Bill. Saw article in Ocala news while researching Dad's ship, USS Leyte. Dad was aboard Oct. 16 and was known as Lonnie, or Tred for nicknames. His name was Alonzo Tredwell, and served as MP, SP, and an aviation bosuns mate...wish I knew more about events aboard ship. His mother lived in Winthrop, on boston waterfront at time of explosion. Dad couldn't talk about, just mentioned a few really scary things very briefly, very rarely, and only after a few drinks. He was scarred under the watchband of a gold watch his mom gave him. wouldn't take it off because it said god guide thee and guard thee - and - he was sent below removing bodies. too consumed by tasks of urgency, etc. Michael tougias' book devotion - about hudner and brown - was excellent, but didn't answer questions i had about the ship, etc. ship photographer ted beal - of the era just before the fire- was living near me in maine - ellsworth maine - and his kids still run beals blew my mind when i went in to buy a watch battery and noticed a beautiful photo of dad's ship....they held on to alot of teds photo archives...i remember dad had a kind of yearbook for shipmates....and in a news photo of men carrying off wounded, is a shot of someone looking similar to dad...very tall, red hair, he had a very good sense of humor and cared about the welfare of sailors when he was on shore patrol or overseeing them re-painting the ship... .please answer back.

Bill ... my dad Jim Gorman

Bill ... my dad Jim Gorman was in charge of a crew of guys while the ship was dry docked. He was on leave the day of the explosion. Many of his men died. It haunted him forever. Dad passed 3 years ago this fall

My Grandfather was one of the

My Grandfather was one of the people also removing bodies. His name was John Harold Taylor. He also worked in the shipyard as a machinist. Unfortunately he passed in the mid 1980's

My grandfather was one of the

My grandfather was one of the men who died. I wonder if you knew him? Selby Herald was his name.

My Dad was on the USS Leyte

My Dad was on the USS Leyte during the explosion. Shortly before the explosion, his superior ordered him to go to the other side to run an errand, saving his life. Dad passed years ago.


My Father Byron Place was amoung those taking people off ship did you know him?


What did you do on the ship? My grandfather was on the ship also during the explosion, I never got to ask him about it. His name was Regis Joseph Glaesner, known as chick. He was an ft2

beitler article

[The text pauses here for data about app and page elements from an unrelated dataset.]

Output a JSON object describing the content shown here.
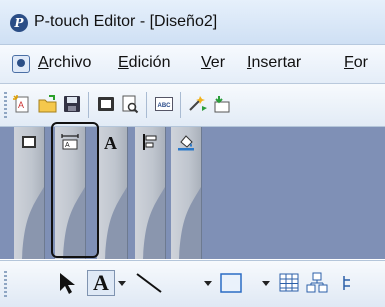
{
  "window": {
    "title": "P-touch Editor - [Diseño2]"
  },
  "menu": {
    "items": [
      {
        "label": "Archivo",
        "underline": "A",
        "rest": "rchivo"
      },
      {
        "label": "Edición",
        "underline": "E",
        "rest": "dición"
      },
      {
        "label": "Ver",
        "underline": "V",
        "rest": "er"
      },
      {
        "label": "Insertar",
        "underline": "I",
        "rest": "nsertar"
      },
      {
        "label": "For",
        "underline": "F",
        "rest": "or"
      }
    ]
  },
  "toolbar": {
    "icons": [
      "new-label-icon",
      "open-folder-icon",
      "save-icon",
      "print-icon",
      "print-preview-icon",
      "barcode-settings-icon",
      "wizard-icon",
      "transfer-icon"
    ]
  },
  "side_tabs": {
    "icons": [
      "layout-tab-icon",
      "text-frame-tab-icon",
      "text-style-tab-icon",
      "align-tab-icon",
      "fill-tab-icon"
    ]
  },
  "drawing_toolbar": {
    "text_glyph": "A",
    "icons": [
      "select-arrow-icon",
      "text-tool-icon",
      "line-tool-icon",
      "rectangle-tool-icon",
      "table-tool-icon",
      "database-tool-icon"
    ]
  }
}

Having been aboard the Leyete at the time of the explosion, I find this article only partly accurate. I will not take the time to clarify it. I was in the only authorized picture taking a wounded crewman from the ship. I'm in the back left without a hat.